> _WHAT IS EXPECTED_
The whole listing below is to be repeated without alteration.

● ● ● ● ● ● ●

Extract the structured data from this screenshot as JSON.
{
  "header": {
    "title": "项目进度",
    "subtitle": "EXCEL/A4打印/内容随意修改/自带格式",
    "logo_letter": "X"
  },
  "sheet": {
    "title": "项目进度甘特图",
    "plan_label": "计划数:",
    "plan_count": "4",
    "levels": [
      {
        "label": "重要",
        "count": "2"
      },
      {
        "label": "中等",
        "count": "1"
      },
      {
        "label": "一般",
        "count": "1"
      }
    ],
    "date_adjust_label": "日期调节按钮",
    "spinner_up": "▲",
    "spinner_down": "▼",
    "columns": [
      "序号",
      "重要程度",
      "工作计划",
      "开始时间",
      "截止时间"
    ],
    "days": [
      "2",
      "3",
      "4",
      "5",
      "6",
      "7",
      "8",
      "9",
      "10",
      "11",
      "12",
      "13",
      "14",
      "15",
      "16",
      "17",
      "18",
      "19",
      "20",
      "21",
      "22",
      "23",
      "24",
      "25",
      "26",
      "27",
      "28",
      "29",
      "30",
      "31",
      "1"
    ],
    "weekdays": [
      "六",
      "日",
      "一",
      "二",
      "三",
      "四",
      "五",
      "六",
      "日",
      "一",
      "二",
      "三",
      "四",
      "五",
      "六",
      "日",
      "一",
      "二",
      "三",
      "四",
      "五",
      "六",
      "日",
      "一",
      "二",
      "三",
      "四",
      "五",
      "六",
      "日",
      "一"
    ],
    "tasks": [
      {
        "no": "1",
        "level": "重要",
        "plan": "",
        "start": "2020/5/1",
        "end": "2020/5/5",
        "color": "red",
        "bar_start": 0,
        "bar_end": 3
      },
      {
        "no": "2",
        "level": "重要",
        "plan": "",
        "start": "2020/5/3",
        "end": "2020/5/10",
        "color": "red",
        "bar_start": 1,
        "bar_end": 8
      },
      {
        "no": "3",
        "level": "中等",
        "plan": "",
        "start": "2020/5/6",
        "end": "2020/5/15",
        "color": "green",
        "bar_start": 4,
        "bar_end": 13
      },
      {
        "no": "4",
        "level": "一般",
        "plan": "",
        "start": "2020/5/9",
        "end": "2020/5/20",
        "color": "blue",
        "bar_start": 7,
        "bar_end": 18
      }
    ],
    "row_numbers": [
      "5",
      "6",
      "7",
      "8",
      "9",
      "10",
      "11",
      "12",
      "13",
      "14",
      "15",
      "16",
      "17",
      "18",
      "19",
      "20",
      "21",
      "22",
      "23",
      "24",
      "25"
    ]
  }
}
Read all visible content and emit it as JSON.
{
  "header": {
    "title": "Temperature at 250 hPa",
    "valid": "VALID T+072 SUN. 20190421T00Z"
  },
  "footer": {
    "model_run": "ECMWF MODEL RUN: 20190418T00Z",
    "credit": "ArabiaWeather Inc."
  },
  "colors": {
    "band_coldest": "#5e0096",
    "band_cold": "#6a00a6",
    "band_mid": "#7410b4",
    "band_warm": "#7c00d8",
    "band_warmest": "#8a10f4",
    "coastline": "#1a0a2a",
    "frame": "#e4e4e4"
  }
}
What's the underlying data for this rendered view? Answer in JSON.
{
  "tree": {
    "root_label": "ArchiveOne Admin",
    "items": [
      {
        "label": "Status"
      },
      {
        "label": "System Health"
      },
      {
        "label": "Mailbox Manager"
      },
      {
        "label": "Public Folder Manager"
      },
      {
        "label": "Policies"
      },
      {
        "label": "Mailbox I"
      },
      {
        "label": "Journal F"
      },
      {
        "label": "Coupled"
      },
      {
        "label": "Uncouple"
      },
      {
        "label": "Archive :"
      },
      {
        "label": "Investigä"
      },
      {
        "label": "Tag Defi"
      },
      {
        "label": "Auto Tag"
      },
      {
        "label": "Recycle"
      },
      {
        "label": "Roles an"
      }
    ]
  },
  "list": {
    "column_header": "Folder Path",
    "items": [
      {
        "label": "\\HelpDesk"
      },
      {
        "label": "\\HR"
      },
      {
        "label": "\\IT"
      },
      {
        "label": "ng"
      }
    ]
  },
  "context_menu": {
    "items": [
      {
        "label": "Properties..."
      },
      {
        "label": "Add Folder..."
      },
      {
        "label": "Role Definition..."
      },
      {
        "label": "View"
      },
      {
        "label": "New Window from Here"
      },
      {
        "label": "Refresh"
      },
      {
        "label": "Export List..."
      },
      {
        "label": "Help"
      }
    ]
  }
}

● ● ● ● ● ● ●

> _SOLUTION FOR THIS TASK_
Extract the structured data from this screenshot as JSON.
{
  "header": {
    "title": "项目进度",
    "subtitle": "EXCEL/A4打印/内容随意修改/自带格式",
    "logo_letter": "X"
  },
  "sheet": {
    "title": "项目进度甘特图",
    "plan_label": "计划数:",
    "plan_count": "4",
    "levels": [
      {
        "label": "重要",
        "count": "2"
      },
      {
        "label": "中等",
        "count": "1"
      },
      {
        "label": "一般",
        "count": "1"
      }
    ],
    "date_adjust_label": "日期调节按钮",
    "spinner_up": "▲",
    "spinner_down": "▼",
    "columns": [
      "序号",
      "重要程度",
      "工作计划",
      "开始时间",
      "截止时间"
    ],
    "days": [
      "2",
      "3",
      "4",
      "5",
      "6",
      "7",
      "8",
      "9",
      "10",
      "11",
      "12",
      "13",
      "14",
      "15",
      "16",
      "17",
      "18",
      "19",
      "20",
      "21",
      "22",
      "23",
      "24",
      "25",
      "26",
      "27",
      "28",
      "29",
      "30",
      "31",
      "1"
    ],
    "weekdays": [
      "六",
      "日",
      "一",
      "二",
      "三",
      "四",
      "五",
      "六",
      "日",
      "一",
      "二",
      "三",
      "四",
      "五",
      "六",
      "日",
      "一",
      "二",
      "三",
      "四",
      "五",
      "六",
      "日",
      "一",
      "二",
      "三",
      "四",
      "五",
      "六",
      "日",
      "一"
    ],
    "tasks": [
      {
        "no": "1",
        "level": "重要",
        "plan": "",
        "start": "2020/5/1",
        "end": "2020/5/5",
        "color": "red",
        "bar_start": 0,
        "bar_end": 3
      },
      {
        "no": "2",
        "level": "重要",
        "plan": "",
        "start": "2020/5/3",
        "end": "2020/5/10",
        "color": "red",
        "bar_start": 1,
        "bar_end": 8
      },
      {
        "no": "3",
        "level": "中等",
        "plan": "",
        "start": "2020/5/6",
        "end": "2020/5/15",
        "color": "green",
        "bar_start": 4,
        "bar_end": 13
      },
      {
        "no": "4",
        "level": "一般",
        "plan": "",
        "start": "2020/5/9",
        "end": "2020/5/20",
        "color": "blue",
        "bar_start": 7,
        "bar_end": 18
      }
    ],
    "row_numbers": [
      "5",
      "6",
      "7",
      "8",
      "9",
      "10",
      "11",
      "12",
      "13",
      "14",
      "15",
      "16",
      "17",
      "18",
      "19",
      "20",
      "21",
      "22",
      "23",
      "24",
      "25"
    ]
  }
}
Read all visible content and emit it as JSON.
{
  "header": {
    "title": "Temperature at 250 hPa",
    "valid": "VALID T+072 SUN. 20190421T00Z"
  },
  "footer": {
    "model_run": "ECMWF MODEL RUN: 20190418T00Z",
    "credit": "ArabiaWeather Inc."
  },
  "colors": {
    "band_coldest": "#5e0096",
    "band_cold": "#6a00a6",
    "band_mid": "#7410b4",
    "band_warm": "#7c00d8",
    "band_warmest": "#8a10f4",
    "coastline": "#1a0a2a",
    "frame": "#e4e4e4"
  }
}
What's the underlying data for this rendered view? Answer in JSON.
{
  "tree": {
    "root_label": "ArchiveOne Admin",
    "items": [
      {
        "label": "Status"
      },
      {
        "label": "System Health"
      },
      {
        "label": "Mailbox Manager"
      },
      {
        "label": "Public Folder Manager"
      },
      {
        "label": "Policies"
      },
      {
        "label": "Mailbox I"
      },
      {
        "label": "Journal F"
      },
      {
        "label": "Coupled"
      },
      {
        "label": "Uncouple"
      },
      {
        "label": "Archive :"
      },
      {
        "label": "Investigä"
      },
      {
        "label": "Tag Defi"
      },
      {
        "label": "Auto Tag"
      },
      {
        "label": "Recycle"
      },
      {
        "label": "Roles an"
      }
    ]
  },
  "list": {
    "column_header": "Folder Path",
    "items": [
      {
        "label": "\\HelpDesk"
      },
      {
        "label": "\\HR"
      },
      {
        "label": "\\IT"
      },
      {
        "label": "ng"
      }
    ]
  },
  "context_menu": {
    "items": [
      {
        "label": "Properties..."
      },
      {
        "label": "Add Folder..."
      },
      {
        "label": "Role Definition..."
      },
      {
        "label": "View"
      },
      {
        "label": "New Window from Here"
      },
      {
        "label": "Refresh"
      },
      {
        "label": "Export List..."
      },
      {
        "label": "Help"
      }
    ]
  }
}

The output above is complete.